Although the differences between a normal grey adult female and an adult male cockatiel are very obvious, it can be difficult to know how to sex your cockatiel if they are very young and have not yet molted into their adult plumage.
It is also very difficult to know how to sex your cockatiel if it is a mutation.
If you want to breed and are uncertain, you can try pairing two cockatiels together with perfect breeding conditions surrounding them. If they fail to breed then it is usually obvious that you have paired two of the same sex together.
Luckily cockatiels are peace-loving birds, so you can house two cockatiels of the same sex together with no problems.
How To Sex Your Cockatiel
There are voice and behavioral differences between the cockatiel sexes but you will need some time and attention to notice these.
Let us look at the visual differences.
With the ‘normal’ cockatiel, the adult male won’t be difficult at all to distinguish.
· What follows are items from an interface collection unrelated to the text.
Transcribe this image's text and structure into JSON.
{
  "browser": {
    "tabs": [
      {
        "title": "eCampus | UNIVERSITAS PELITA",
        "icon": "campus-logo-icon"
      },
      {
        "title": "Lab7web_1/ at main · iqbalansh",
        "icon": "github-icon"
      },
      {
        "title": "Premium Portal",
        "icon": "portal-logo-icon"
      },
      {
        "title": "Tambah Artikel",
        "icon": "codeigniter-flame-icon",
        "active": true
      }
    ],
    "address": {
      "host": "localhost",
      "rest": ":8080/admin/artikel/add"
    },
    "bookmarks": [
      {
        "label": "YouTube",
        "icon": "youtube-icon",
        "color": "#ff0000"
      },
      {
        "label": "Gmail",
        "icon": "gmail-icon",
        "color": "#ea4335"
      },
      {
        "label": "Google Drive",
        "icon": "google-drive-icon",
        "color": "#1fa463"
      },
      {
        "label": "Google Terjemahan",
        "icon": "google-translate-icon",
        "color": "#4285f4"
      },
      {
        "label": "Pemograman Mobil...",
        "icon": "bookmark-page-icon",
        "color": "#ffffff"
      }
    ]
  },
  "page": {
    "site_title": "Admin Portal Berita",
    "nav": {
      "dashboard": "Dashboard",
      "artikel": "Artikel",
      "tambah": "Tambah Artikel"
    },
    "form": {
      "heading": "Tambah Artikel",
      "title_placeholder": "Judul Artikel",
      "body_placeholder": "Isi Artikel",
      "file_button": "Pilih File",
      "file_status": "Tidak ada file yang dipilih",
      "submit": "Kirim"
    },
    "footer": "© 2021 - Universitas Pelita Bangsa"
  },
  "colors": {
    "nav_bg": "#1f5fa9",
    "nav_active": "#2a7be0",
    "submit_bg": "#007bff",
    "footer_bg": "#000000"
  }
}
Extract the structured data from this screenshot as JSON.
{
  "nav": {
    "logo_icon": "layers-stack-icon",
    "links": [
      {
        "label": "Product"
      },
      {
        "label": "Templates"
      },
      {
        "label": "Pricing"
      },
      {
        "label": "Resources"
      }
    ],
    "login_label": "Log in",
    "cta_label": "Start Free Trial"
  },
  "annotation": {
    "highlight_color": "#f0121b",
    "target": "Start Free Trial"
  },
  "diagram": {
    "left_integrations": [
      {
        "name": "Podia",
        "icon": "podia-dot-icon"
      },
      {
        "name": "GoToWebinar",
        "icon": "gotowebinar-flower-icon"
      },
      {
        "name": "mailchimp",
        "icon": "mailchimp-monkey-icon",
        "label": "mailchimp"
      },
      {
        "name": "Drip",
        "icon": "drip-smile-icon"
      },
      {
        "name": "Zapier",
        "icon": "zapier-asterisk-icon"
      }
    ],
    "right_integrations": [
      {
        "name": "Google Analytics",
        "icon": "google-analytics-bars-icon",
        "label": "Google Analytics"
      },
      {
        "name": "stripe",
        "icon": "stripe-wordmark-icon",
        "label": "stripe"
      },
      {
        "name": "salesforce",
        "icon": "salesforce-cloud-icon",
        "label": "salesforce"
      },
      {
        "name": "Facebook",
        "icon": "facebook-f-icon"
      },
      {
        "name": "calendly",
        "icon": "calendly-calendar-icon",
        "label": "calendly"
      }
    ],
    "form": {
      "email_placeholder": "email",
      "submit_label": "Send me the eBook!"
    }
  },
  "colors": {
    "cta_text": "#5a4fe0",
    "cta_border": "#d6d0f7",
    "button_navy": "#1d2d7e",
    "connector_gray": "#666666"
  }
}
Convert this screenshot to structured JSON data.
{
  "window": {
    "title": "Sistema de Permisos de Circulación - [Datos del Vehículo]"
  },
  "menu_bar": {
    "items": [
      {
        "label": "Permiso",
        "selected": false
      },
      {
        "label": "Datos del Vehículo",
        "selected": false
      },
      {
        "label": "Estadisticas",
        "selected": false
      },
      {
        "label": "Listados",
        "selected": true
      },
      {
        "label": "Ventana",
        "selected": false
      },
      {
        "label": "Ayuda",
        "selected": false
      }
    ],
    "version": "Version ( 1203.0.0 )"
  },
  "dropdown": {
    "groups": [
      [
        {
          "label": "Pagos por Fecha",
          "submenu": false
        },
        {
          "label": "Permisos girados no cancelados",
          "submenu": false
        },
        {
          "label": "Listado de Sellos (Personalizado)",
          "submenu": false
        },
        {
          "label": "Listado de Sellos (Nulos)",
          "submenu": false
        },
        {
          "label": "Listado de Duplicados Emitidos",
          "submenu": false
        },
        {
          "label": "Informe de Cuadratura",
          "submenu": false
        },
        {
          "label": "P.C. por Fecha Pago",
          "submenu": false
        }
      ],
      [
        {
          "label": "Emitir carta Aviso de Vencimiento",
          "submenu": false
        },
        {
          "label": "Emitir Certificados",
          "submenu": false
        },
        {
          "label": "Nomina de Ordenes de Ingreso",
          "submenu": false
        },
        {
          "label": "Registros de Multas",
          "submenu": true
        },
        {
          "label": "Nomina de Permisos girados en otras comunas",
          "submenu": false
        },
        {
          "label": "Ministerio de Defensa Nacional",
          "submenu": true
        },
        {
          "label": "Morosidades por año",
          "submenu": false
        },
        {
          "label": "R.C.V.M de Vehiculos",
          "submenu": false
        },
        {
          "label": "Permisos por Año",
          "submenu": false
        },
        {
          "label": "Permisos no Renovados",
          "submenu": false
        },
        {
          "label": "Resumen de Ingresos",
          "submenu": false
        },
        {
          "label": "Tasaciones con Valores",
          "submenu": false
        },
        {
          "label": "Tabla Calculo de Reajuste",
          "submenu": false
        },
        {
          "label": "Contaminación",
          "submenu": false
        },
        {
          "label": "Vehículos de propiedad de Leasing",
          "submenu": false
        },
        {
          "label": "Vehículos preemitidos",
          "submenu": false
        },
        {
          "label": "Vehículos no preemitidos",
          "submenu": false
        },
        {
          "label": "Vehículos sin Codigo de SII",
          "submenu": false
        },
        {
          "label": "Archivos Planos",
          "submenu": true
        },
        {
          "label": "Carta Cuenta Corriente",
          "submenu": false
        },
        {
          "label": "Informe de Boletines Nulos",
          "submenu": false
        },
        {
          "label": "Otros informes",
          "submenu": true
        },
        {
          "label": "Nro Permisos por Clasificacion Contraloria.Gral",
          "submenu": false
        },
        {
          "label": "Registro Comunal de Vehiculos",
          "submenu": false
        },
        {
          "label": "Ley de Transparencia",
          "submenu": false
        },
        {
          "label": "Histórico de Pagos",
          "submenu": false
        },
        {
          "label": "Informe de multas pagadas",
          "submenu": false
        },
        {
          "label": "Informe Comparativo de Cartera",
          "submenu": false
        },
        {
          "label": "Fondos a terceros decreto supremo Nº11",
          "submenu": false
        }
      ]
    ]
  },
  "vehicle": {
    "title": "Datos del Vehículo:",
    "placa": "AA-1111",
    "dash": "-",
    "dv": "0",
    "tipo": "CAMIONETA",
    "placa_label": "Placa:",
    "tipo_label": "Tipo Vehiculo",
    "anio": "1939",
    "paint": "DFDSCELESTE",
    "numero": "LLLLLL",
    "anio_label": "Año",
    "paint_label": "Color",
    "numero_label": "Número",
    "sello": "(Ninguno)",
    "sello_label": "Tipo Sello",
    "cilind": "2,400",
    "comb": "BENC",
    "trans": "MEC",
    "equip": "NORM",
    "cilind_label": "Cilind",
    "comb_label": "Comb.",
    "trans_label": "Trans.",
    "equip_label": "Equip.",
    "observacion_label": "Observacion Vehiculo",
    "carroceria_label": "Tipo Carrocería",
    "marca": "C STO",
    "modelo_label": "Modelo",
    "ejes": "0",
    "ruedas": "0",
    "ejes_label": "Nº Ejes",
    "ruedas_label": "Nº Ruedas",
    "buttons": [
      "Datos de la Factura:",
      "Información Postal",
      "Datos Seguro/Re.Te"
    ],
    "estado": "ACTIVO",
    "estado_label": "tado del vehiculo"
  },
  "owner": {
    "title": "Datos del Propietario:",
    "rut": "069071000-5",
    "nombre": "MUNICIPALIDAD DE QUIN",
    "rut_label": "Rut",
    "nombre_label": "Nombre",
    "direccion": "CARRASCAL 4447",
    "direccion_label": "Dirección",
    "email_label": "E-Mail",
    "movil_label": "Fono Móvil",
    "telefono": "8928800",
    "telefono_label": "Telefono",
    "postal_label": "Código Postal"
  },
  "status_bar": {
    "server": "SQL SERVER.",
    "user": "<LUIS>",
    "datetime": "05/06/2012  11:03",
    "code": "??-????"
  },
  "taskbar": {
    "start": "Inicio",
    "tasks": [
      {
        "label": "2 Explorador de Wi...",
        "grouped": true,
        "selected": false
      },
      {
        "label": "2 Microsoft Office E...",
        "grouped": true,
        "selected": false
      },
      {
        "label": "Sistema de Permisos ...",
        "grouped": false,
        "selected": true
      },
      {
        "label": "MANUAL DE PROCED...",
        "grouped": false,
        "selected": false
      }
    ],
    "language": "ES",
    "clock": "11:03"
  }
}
He will have a bright yellow head and bright pink cheeks, as you can see in the picture on the left.
If you look at the males primary wing feathers and his tail feathers, he will have no yellow marks. The feathers will be completely dark grey or black.
Adult female cockatiels will have grey heads with very little yellow and dull red cheeks.
Both sexes when immature will have a chain of yellow blotches on the primary feathers and a broad reticular network of yellow in the tail.
The male will only lose the yellow after his first molt, and unfortunately, some cockatiels don’t molt until they are nine months old. This is the reason I have often bought the wrong sex of cockatiel from the pet shop.
Birds hatched in spring and summer normally molt much sooner than birds hatched in autumn or winter.
The pattern differences in the feathers between the sexes depend on how much testosterone is circulating in the blood of the male cockatiel. If there is little or no testosterone, then the male will look much like the young females.
Fortunately, there are ways on how to sex your cockatiel before the first molt if you are not in a rush.
Once the chicks are about three months old and out of the nest, they are mature. They can be caught and a single flight feather is pulled from the wing. An outer tail feather may also be needed. Normaly the fourth primary feather from the tip of the left wing and the outer left tail feather is taken and kept.
Before pulling, the feathers must be examined to make certain that the quill is fully hardened. If the quill is hard enough the feathers needed are given a short, sharp tug and they will come out easily. A month later the same cockatiel is caught again and the wings and tail feathers are re examined.
Except in the case of a Lutino, the fourth primary and the lateral tail feather will have been replaced by a much darker feather than the other feathers of the body. If it is a male then yellow spots will be lacking on these feathers. With a female, they will be present. The loss of spots applies equally to the Lutino.
However, this method won’t be 100 percent accurate if the chicks are stunted with malnutrition or if they have been ill. Also if they have been reared in winter this test could also prove unreliable.
If doubt still exists, the next adjacent feather should be plucked out at this time. In another month when the replacement for this one has grown the characteristics that are shown should be 100 percent reliable.
What About A Pied Cockatiel?
With the pied cockatiel, this method of sexing isn’t always possible because their feathers usually lack the black pigments. A careful examination of even the most well-marked pied should show that there are still a few normal grey primaries or some naturally colored tail feathers.
Even if there is only one of either this should be enough to sex the bird. In rare cases, you would not be able to find these sexing feathers, so then it would be difficult to sex them.
The only absolute method that will leave no doubts whatsoever as to the sex of the chick, even before it is mature, is to use as a male parent as a sex-linked color mutation.
A cinnamon, lutino or laced male pared to a hen of any color other than that of the male will always give hen chicks that are the same color as the father while the male chicks are of normal grey appearance.
For example, a Lutino male male mated to either a normal, pied, cinamon, laced, or red-eyed silver hen will have Lutino daughters and sons that are normally colored.
A bright light can also be shone through a partially incubated egg and the males will have a black eye, whereas the females will have a pink one that cannot be differentiated from the rest of the tissue.
If the male and female are split for other colors how to sex your cockatiel becomes complicated once again.